SUPPLIED ENTRIES:
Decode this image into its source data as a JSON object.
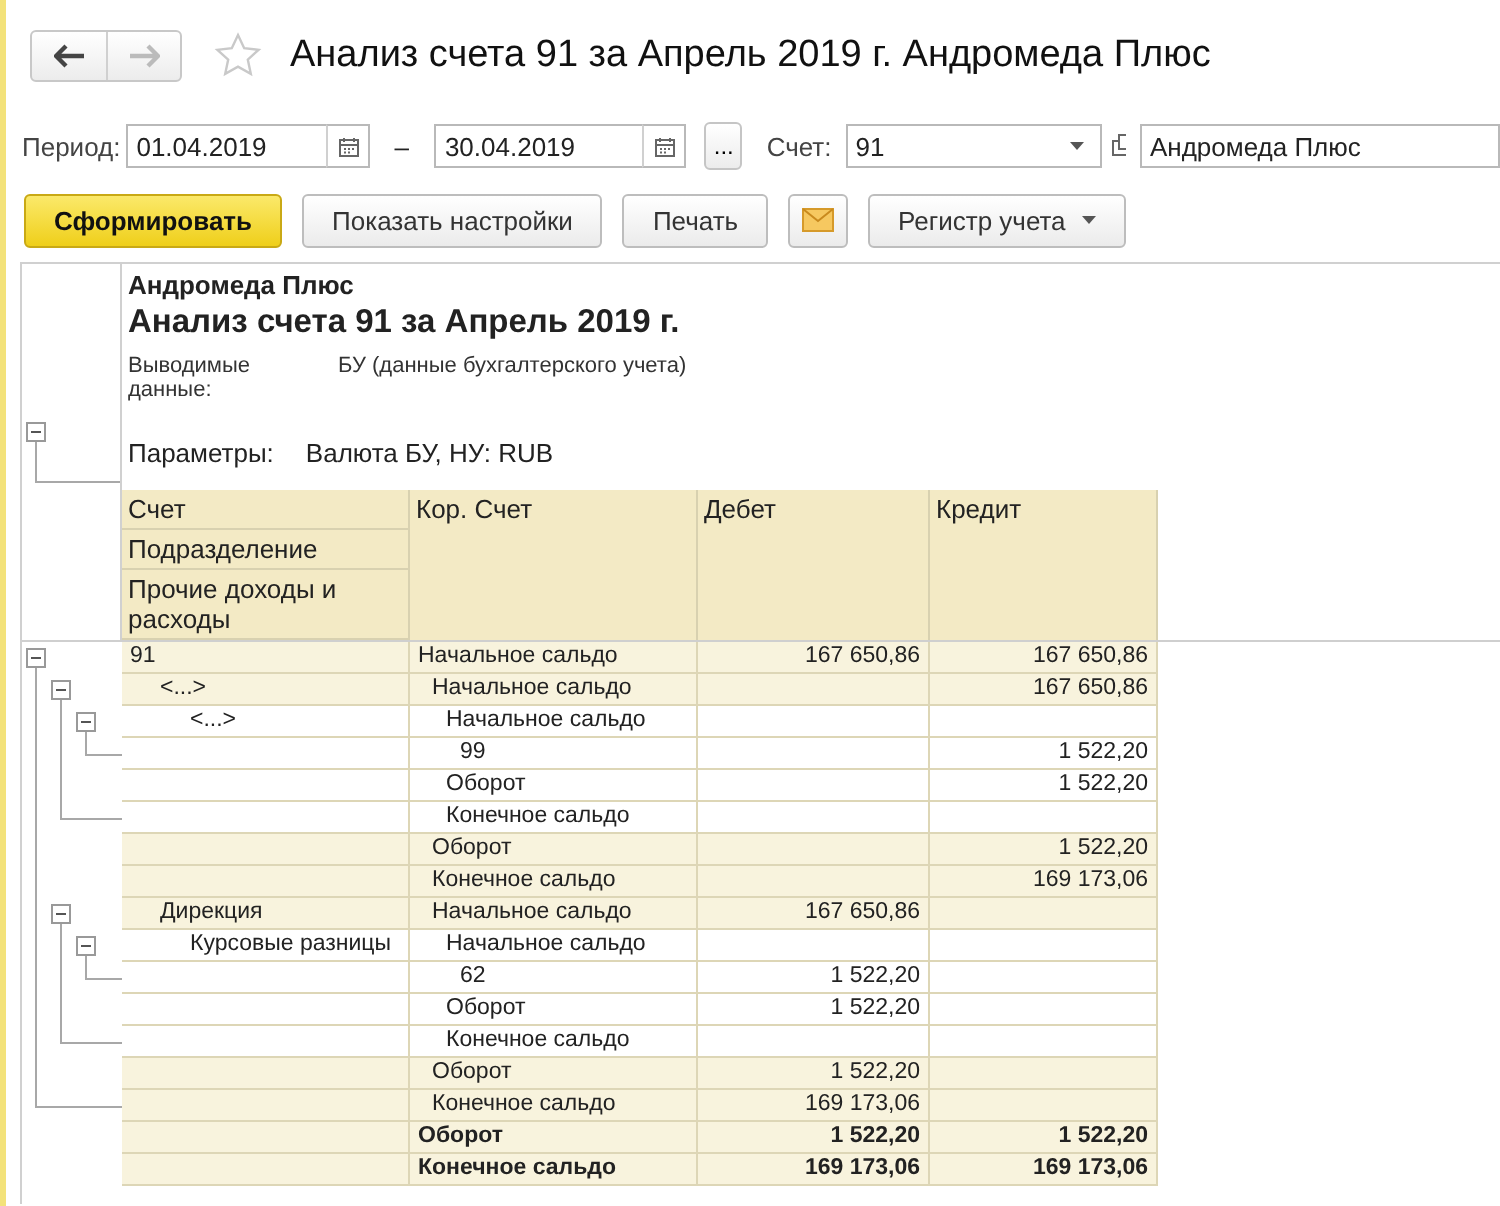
{
  "nav": {
    "back_disabled": false,
    "forward_disabled": true
  },
  "favorite": false,
  "title": "Анализ счета 91 за Апрель 2019 г. Андромеда Плюс",
  "filters": {
    "period_label": "Период:",
    "from": "01.04.2019",
    "dash": "–",
    "to": "30.04.2019",
    "more": "...",
    "account_label": "Счет:",
    "account": "91",
    "org": "Андромеда Плюс"
  },
  "toolbar": [
    {
      "kind": "primary",
      "label": "Сформировать"
    },
    {
      "kind": "default",
      "label": "Показать настройки"
    },
    {
      "kind": "default",
      "label": "Печать"
    },
    {
      "kind": "mail"
    },
    {
      "kind": "menu",
      "label": "Регистр учета"
    }
  ],
  "report": {
    "expanded": true,
    "org": "Андромеда Плюс",
    "heading": "Анализ счета 91 за Апрель 2019 г.",
    "output_label": "Выводимые данные:",
    "output_value": "БУ (данные бухгалтерского учета)",
    "params_label": "Параметры:",
    "params_value": "Валюта БУ, НУ: RUB",
    "columns": {
      "account": [
        "Счет",
        "Подразделение",
        "Прочие доходы и расходы"
      ],
      "kor": "Кор. Счет",
      "debit": "Дебет",
      "credit": "Кредит"
    },
    "rows": [
      {
        "account": "91",
        "kor": "Начальное сальдо",
        "debit": "167 650,86",
        "credit": "167 650,86",
        "expanded": true,
        "children": [
          {
            "account": "<...>",
            "kor": "Начальное сальдо",
            "credit": "167 650,86",
            "expanded": true,
            "children": [
              {
                "account": "<...>",
                "kor": "Начальное сальдо",
                "expanded": true,
                "children": [
                  {
                    "kor": "99",
                    "credit": "1 522,20"
                  }
                ],
                "footer": [
                  {
                    "kor": "Оборот",
                    "credit": "1 522,20"
                  },
                  {
                    "kor": "Конечное сальдо"
                  }
                ]
              }
            ],
            "footer": [
              {
                "kor": "Оборот",
                "credit": "1 522,20"
              },
              {
                "kor": "Конечное сальдо",
                "credit": "169 173,06"
              }
            ]
          },
          {
            "account": "Дирекция",
            "kor": "Начальное сальдо",
            "debit": "167 650,86",
            "expanded": true,
            "children": [
              {
                "account": "Курсовые разницы",
                "kor": "Начальное сальдо",
                "expanded": true,
                "children": [
                  {
                    "kor": "62",
                    "debit": "1 522,20"
                  }
                ],
                "footer": [
                  {
                    "kor": "Оборот",
                    "debit": "1 522,20"
                  },
                  {
                    "kor": "Конечное сальдо"
                  }
                ]
              }
            ],
            "footer": [
              {
                "kor": "Оборот",
                "debit": "1 522,20"
              },
              {
                "kor": "Конечное сальдо",
                "debit": "169 173,06"
              }
            ]
          }
        ],
        "footer": [
          {
            "kor": "Оборот",
            "debit": "1 522,20",
            "credit": "1 522,20"
          },
          {
            "kor": "Конечное сальдо",
            "debit": "169 173,06",
            "credit": "169 173,06"
          }
        ]
      }
    ]
  }
}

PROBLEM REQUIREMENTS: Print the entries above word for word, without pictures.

EXERCISE RESPONSE:
Decode this image into its source data as a JSON object.
{
  "nav": {
    "back_disabled": false,
    "forward_disabled": true
  },
  "favorite": false,
  "title": "Анализ счета 91 за Апрель 2019 г. Андромеда Плюс",
  "filters": {
    "period_label": "Период:",
    "from": "01.04.2019",
    "dash": "–",
    "to": "30.04.2019",
    "more": "...",
    "account_label": "Счет:",
    "account": "91",
    "org": "Андромеда Плюс"
  },
  "toolbar": [
    {
      "kind": "primary",
      "label": "Сформировать"
    },
    {
      "kind": "default",
      "label": "Показать настройки"
    },
    {
      "kind": "default",
      "label": "Печать"
    },
    {
      "kind": "mail"
    },
    {
      "kind": "menu",
      "label": "Регистр учета"
    }
  ],
  "report": {
    "expanded": true,
    "org": "Андромеда Плюс",
    "heading": "Анализ счета 91 за Апрель 2019 г.",
    "output_label": "Выводимые данные:",
    "output_value": "БУ (данные бухгалтерского учета)",
    "params_label": "Параметры:",
    "params_value": "Валюта БУ, НУ: RUB",
    "columns": {
      "account": [
        "Счет",
        "Подразделение",
        "Прочие доходы и расходы"
      ],
      "kor": "Кор. Счет",
      "debit": "Дебет",
      "credit": "Кредит"
    },
    "rows": [
      {
        "account": "91",
        "kor": "Начальное сальдо",
        "debit": "167 650,86",
        "credit": "167 650,86",
        "expanded": true,
        "children": [
          {
            "account": "<...>",
            "kor": "Начальное сальдо",
            "credit": "167 650,86",
            "expanded": true,
            "children": [
              {
                "account": "<...>",
                "kor": "Начальное сальдо",
                "expanded": true,
                "children": [
                  {
                    "kor": "99",
                    "credit": "1 522,20"
                  }
                ],
                "footer": [
                  {
                    "kor": "Оборот",
                    "credit": "1 522,20"
                  },
                  {
                    "kor": "Конечное сальдо"
                  }
                ]
              }
            ],
            "footer": [
              {
                "kor": "Оборот",
                "credit": "1 522,20"
              },
              {
                "kor": "Конечное сальдо",
                "credit": "169 173,06"
              }
            ]
          },
          {
            "account": "Дирекция",
            "kor": "Начальное сальдо",
            "debit": "167 650,86",
            "expanded": true,
            "children": [
              {
                "account": "Курсовые разницы",
                "kor": "Начальное сальдо",
                "expanded": true,
                "children": [
                  {
                    "kor": "62",
                    "debit": "1 522,20"
                  }
                ],
                "footer": [
                  {
                    "kor": "Оборот",
                    "debit": "1 522,20"
                  },
                  {
                    "kor": "Конечное сальдо"
                  }
                ]
              }
            ],
            "footer": [
              {
                "kor": "Оборот",
                "debit": "1 522,20"
              },
              {
                "kor": "Конечное сальдо",
                "debit": "169 173,06"
              }
            ]
          }
        ],
        "footer": [
          {
            "kor": "Оборот",
            "debit": "1 522,20",
            "credit": "1 522,20"
          },
          {
            "kor": "Конечное сальдо",
            "debit": "169 173,06",
            "credit": "169 173,06"
          }
        ]
      }
    ]
  }
}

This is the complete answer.